- Data Store: Used as a queryable repository for processed messages. Provide ability to have multiple datastores for messages coming from different devices or locations or filtered by message attributes.
- Data Set: Data retrieval view from a data store, can be generated by a recurring schedule.
Getting Started with AWS IoT Analytics
First, I’ll create a channel to receive incoming messages. This channel can be used to ingest data sent to the channel via MQTT or messages directed from the Rules Engine. To create a channel, I’ll select the Channels menu option and then click the Create a channel button.
I’ll name my channel, TaraIoTAnalyticsID and give the Channel a MQTT topic filter of Temperature. To complete the creation of my channel, I will click the Create Channel button.
Now that I have my Channel created, I need to create a Data Store to receive and store the messages received on the Channel from my IoT device. Remember you can set up multiple Data Stores for more complex solution needs, but I’ll just create one Data Store for my example. I’ll select Data Stores from menu panel and click Create a data store.
I’ll name my Data Store, TaraDataStoreID, and once I click the Create the data store button and I would have successfully set up a Data Store to house messages coming from my Channel.
Now that I have my Channel and my Data Store, I will need to connect the two using a Pipeline. I’ll create a simple pipeline that just connects my Channel and Data Store, but you can create a more robust pipeline to process and filter messages by adding Pipeline activities like a Lambda activity.
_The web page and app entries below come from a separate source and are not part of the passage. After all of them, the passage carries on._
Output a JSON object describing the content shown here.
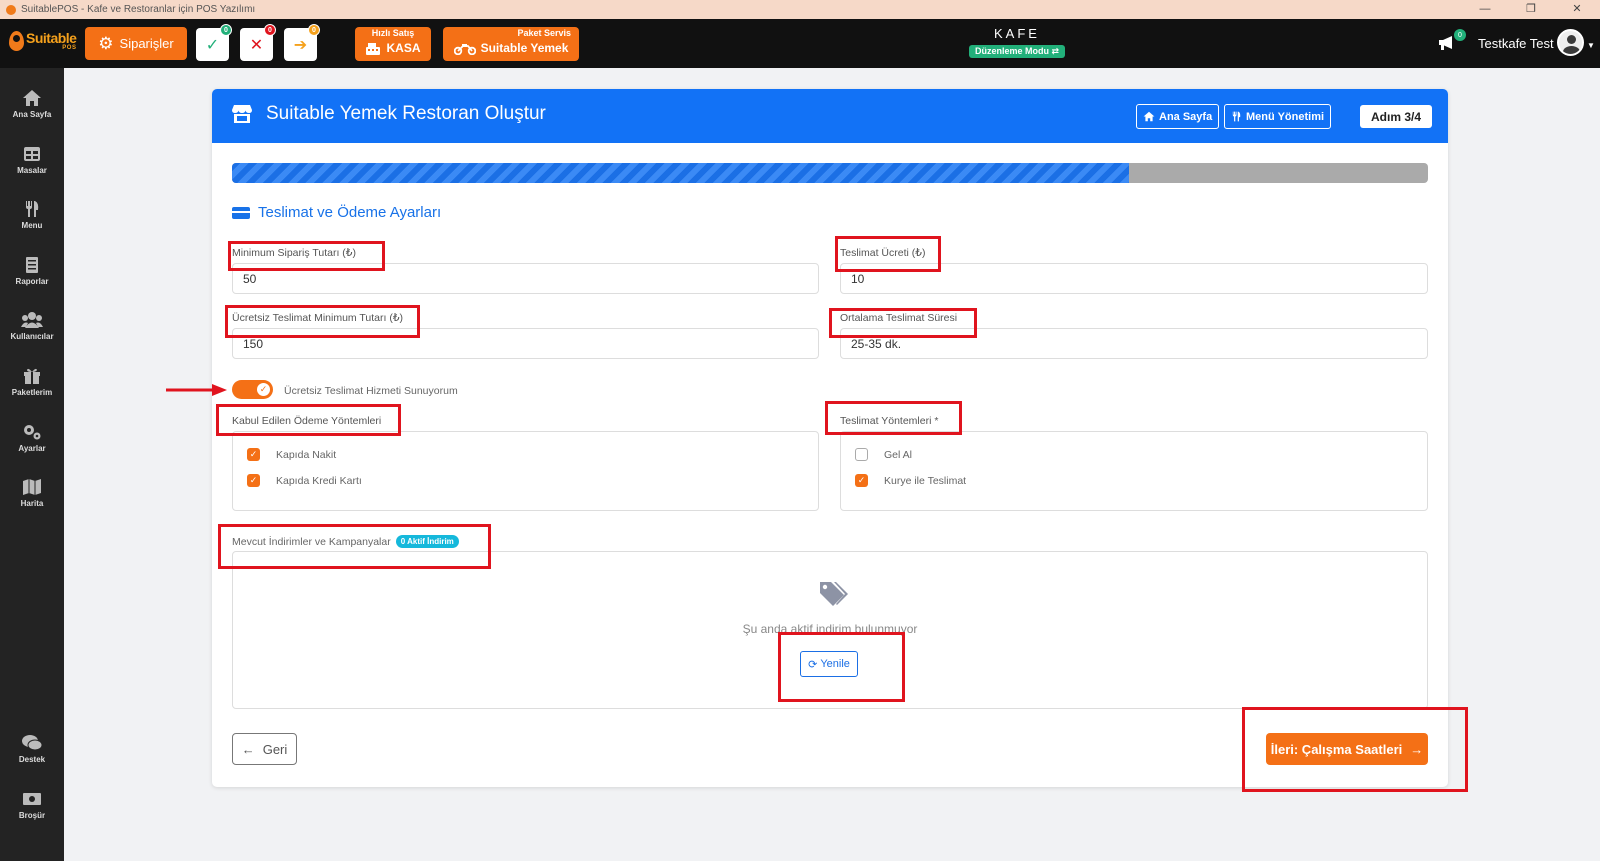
{
  "window": {
    "title": "SuitablePOS - Kafe ve Restoranlar için POS Yazılımı",
    "minimize": "—",
    "restore": "❐",
    "close": "✕"
  },
  "topbar": {
    "logo_text": "Suitable",
    "logo_sub": "POS",
    "orders_label": "Siparişler",
    "status_buttons": [
      {
        "symbol": "✓",
        "count": "0",
        "color": "#22b07a"
      },
      {
        "symbol": "✕",
        "count": "0",
        "color": "#e0141e"
      },
      {
        "symbol": "➔",
        "count": "0",
        "color": "#f5a11c"
      }
    ],
    "kasa": {
      "caption": "Hızlı Satış",
      "label": "KASA"
    },
    "delivery": {
      "caption": "Paket Servis",
      "label": "Suitable Yemek"
    },
    "mode_title": "KAFE",
    "mode_pill": "Düzenleme Modu ⇄",
    "announcement_count": "0",
    "user_name": "Testkafe Test"
  },
  "sidebar": {
    "items": [
      {
        "label": "Ana Sayfa",
        "icon": "home-icon"
      },
      {
        "label": "Masalar",
        "icon": "table-icon"
      },
      {
        "label": "Menu",
        "icon": "fork-knife-icon"
      },
      {
        "label": "Raporlar",
        "icon": "report-icon"
      },
      {
        "label": "Kullanıcılar",
        "icon": "users-icon"
      },
      {
        "label": "Paketlerim",
        "icon": "gift-icon"
      },
      {
        "label": "Ayarlar",
        "icon": "gears-icon"
      },
      {
        "label": "Harita",
        "icon": "map-icon"
      },
      {
        "label": "Destek",
        "icon": "chat-icon"
      },
      {
        "label": "Broşür",
        "icon": "brochure-icon"
      }
    ]
  },
  "page": {
    "title": "Suitable Yemek Restoran Oluştur",
    "home_button": "Ana Sayfa",
    "menu_button": "Menü Yönetimi",
    "step": "Adım 3/4",
    "progress": 0.75,
    "section_title": "Teslimat ve Ödeme Ayarları",
    "fields": {
      "min_order_label": "Minimum Sipariş Tutarı (₺)",
      "min_order_value": "50",
      "delivery_fee_label": "Teslimat Ücreti (₺)",
      "delivery_fee_value": "10",
      "free_min_label": "Ücretsiz Teslimat Minimum Tutarı (₺)",
      "free_min_value": "150",
      "avg_time_label": "Ortalama Teslimat Süresi",
      "avg_time_value": "25-35 dk."
    },
    "free_delivery_toggle": {
      "label": "Ücretsiz Teslimat Hizmeti Sunuyorum",
      "on": true
    },
    "payment_methods": {
      "label": "Kabul Edilen Ödeme Yöntemleri",
      "options": [
        {
          "label": "Kapıda Nakit",
          "checked": true
        },
        {
          "label": "Kapıda Kredi Kartı",
          "checked": true
        }
      ]
    },
    "delivery_methods": {
      "label": "Teslimat Yöntemleri *",
      "options": [
        {
          "label": "Gel Al",
          "checked": false
        },
        {
          "label": "Kurye ile Teslimat",
          "checked": true
        }
      ]
    },
    "discounts": {
      "label": "Mevcut İndirimler ve Kampanyalar",
      "badge": "0 Aktif İndirim",
      "empty_text": "Şu anda aktif indirim bulunmuyor",
      "refresh_label": "Yenile"
    },
    "back_label": "Geri",
    "next_label": "İleri: Çalışma Saatleri"
  },
  "colors": {
    "accent": "#f47016",
    "primary": "#1272f6",
    "annotation": "#e0141e",
    "success": "#22b07a"
  }
}
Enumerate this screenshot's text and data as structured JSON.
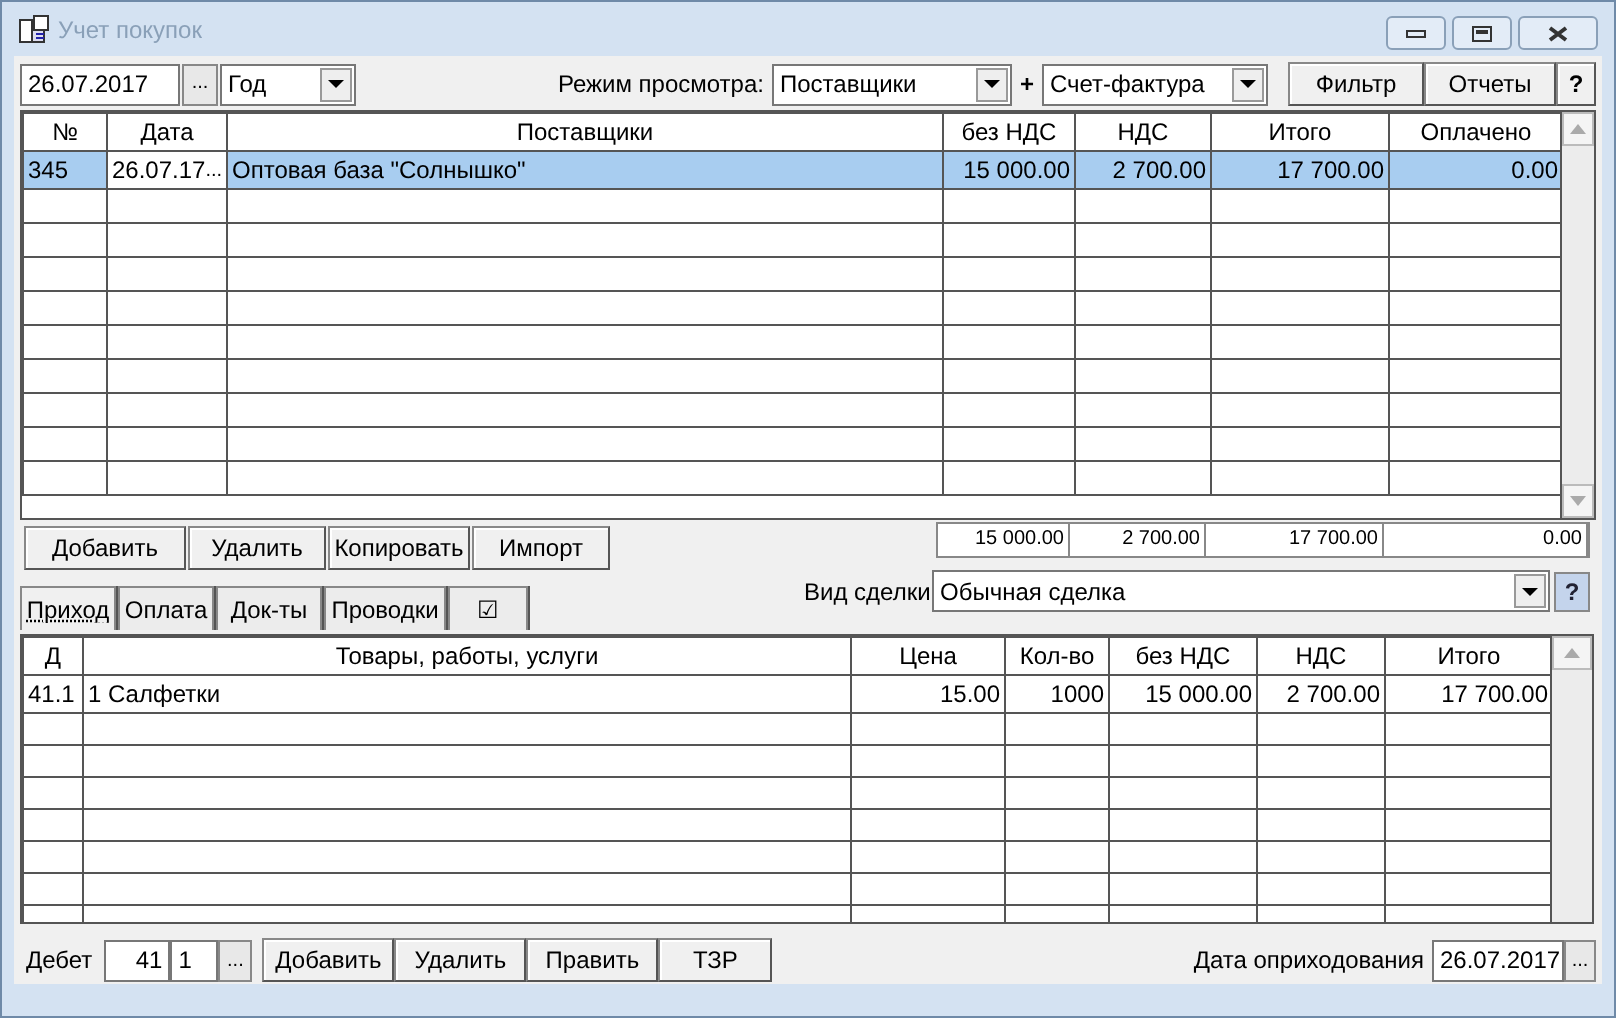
{
  "window": {
    "title": "Учет покупок"
  },
  "toolbar": {
    "date": "26.07.2017",
    "date_button": "...",
    "period": "Год",
    "view_mode_label": "Режим просмотра:",
    "view_mode": "Поставщики",
    "plus": "+",
    "document_type": "Счет-фактура",
    "buttons": [
      "Фильтр",
      "Отчеты",
      "?"
    ]
  },
  "purchases_table": {
    "columns": [
      "№",
      "Дата",
      "Поставщики",
      "без НДС",
      "НДС",
      "Итого",
      "Оплачено"
    ],
    "rows": [
      {
        "cells": [
          "345",
          "26.07.17",
          "Оптовая база \"Солнышко\"",
          "15 000.00",
          "2 700.00",
          "17 700.00",
          "0.00"
        ],
        "selected": true,
        "date_button": "..."
      }
    ],
    "totals": [
      "15 000.00",
      "2 700.00",
      "17 700.00",
      "0.00"
    ]
  },
  "table_buttons": [
    "Добавить",
    "Удалить",
    "Копировать",
    "Импорт"
  ],
  "deal_type": {
    "label": "Вид сделки",
    "value": "Обычная сделка",
    "help": "?"
  },
  "tabs": [
    {
      "label": "Приход",
      "selected": true
    },
    {
      "label": "Оплата",
      "selected": false
    },
    {
      "label": "Док-ты",
      "selected": false
    },
    {
      "label": "Проводки",
      "selected": false
    },
    {
      "label": "☑",
      "selected": false
    }
  ],
  "items_table": {
    "columns": [
      "Д",
      "Товары, работы, услуги",
      "Цена",
      "Кол-во",
      "без НДС",
      "НДС",
      "Итого"
    ],
    "rows": [
      {
        "cells": [
          "41.1",
          "1 Салфетки",
          "15.00",
          "1000",
          "15 000.00",
          "2 700.00",
          "17 700.00"
        ]
      }
    ]
  },
  "footer": {
    "debit_label": "Дебет",
    "debit_account": "41",
    "debit_subaccount": "1",
    "debit_button": "...",
    "buttons": [
      "Добавить",
      "Удалить",
      "Править",
      "ТЗР"
    ],
    "posting_date_label": "Дата оприходования",
    "posting_date": "26.07.2017",
    "posting_date_button": "..."
  }
}
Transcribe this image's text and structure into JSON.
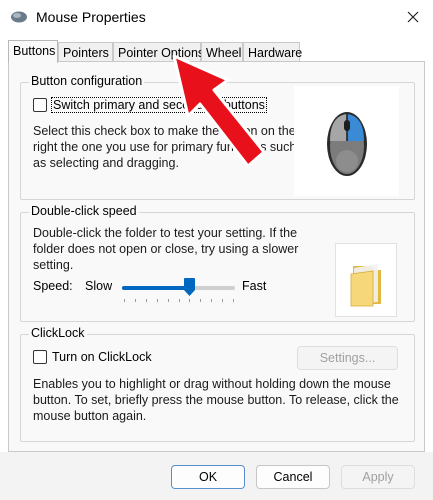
{
  "window": {
    "title": "Mouse Properties"
  },
  "tabs": [
    {
      "label": "Buttons"
    },
    {
      "label": "Pointers"
    },
    {
      "label": "Pointer Options"
    },
    {
      "label": "Wheel"
    },
    {
      "label": "Hardware"
    }
  ],
  "button_config": {
    "title": "Button configuration",
    "checkbox_label": "Switch primary and secondary buttons",
    "checked": false,
    "description_lines": [
      "Select this check box to make the button on the",
      "right the one you use for primary functions such",
      "as selecting and dragging."
    ]
  },
  "double_click": {
    "title": "Double-click speed",
    "description_lines": [
      "Double-click the folder to test your setting. If the",
      "folder does not open or close, try using a slower",
      "setting."
    ],
    "speed_label": "Speed:",
    "slow_label": "Slow",
    "fast_label": "Fast",
    "slider_value": 0.6
  },
  "clicklock": {
    "title": "ClickLock",
    "checkbox_label": "Turn on ClickLock",
    "checked": false,
    "settings_label": "Settings...",
    "description_lines": [
      "Enables you to highlight or drag without holding down the mouse",
      "button. To set, briefly press the mouse button. To release, click the",
      "mouse button again."
    ]
  },
  "footer": {
    "ok_label": "OK",
    "cancel_label": "Cancel",
    "apply_label": "Apply"
  },
  "colors": {
    "accent": "#0067c0",
    "annotation_arrow": "#e8101a"
  },
  "icons": {
    "app": "mouse-icon",
    "close": "close-icon",
    "mouse_picture": "mouse-picture-icon",
    "folder": "folder-icon",
    "annotation": "red-arrow-annotation"
  }
}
To create a pipeline, I’ll select the Pipelines menu option and then click the Create a pipeline button.
I will not add an Attribute for this pipeline. So I will click Next button.
As we discussed there are additional pipeline activities that I can add to my pipeline for the processing and transformation of messages but I will keep my first pipeline simple and hit the Next button.
The final step in creating my pipeline is for me to select my previously created Data Store and click Create Pipeline.
All that is left for me to take advantage of the AWS IoT Analytics service is to create an IoT rule that sends data to an AWS IoT Analytics channel. Wow, that was a super easy process to set up analytics for IoT devices.
If I wanted to create a Data Set as a result of queries run against my data for visualization with Amazon Quicksight or integrate with Jupyter Notebooks to perform more advanced analytical functions, I can choose the Analyze menu option to bring up the screens to create data sets and access the Juypter Notebook instances.
As you can see, it was a very simple process to set up the advanced data analysis for AWS IoT. With AWS IoT Analytics, you have the ability to collect, visualize, process, query and store large amounts of data generated from your AWS IoT connected device. Additionally, you can access the AWS IoT Analytics service in a myriad of different ways; the AWS Command Line Interface (AWS CLI), the AWS IoT API, language-specific AWS SDKs, and AWS IoT Device SDKs.
AWS IoT Analytics is available today for you to dig into the analysis of your IoT data. To learn more about AWS IoT and AWS IoT Analytics go to the AWS IoT Analytics product page and/or the AWS IoT documentation.
This article was originally published at Amazon Web Services Blog.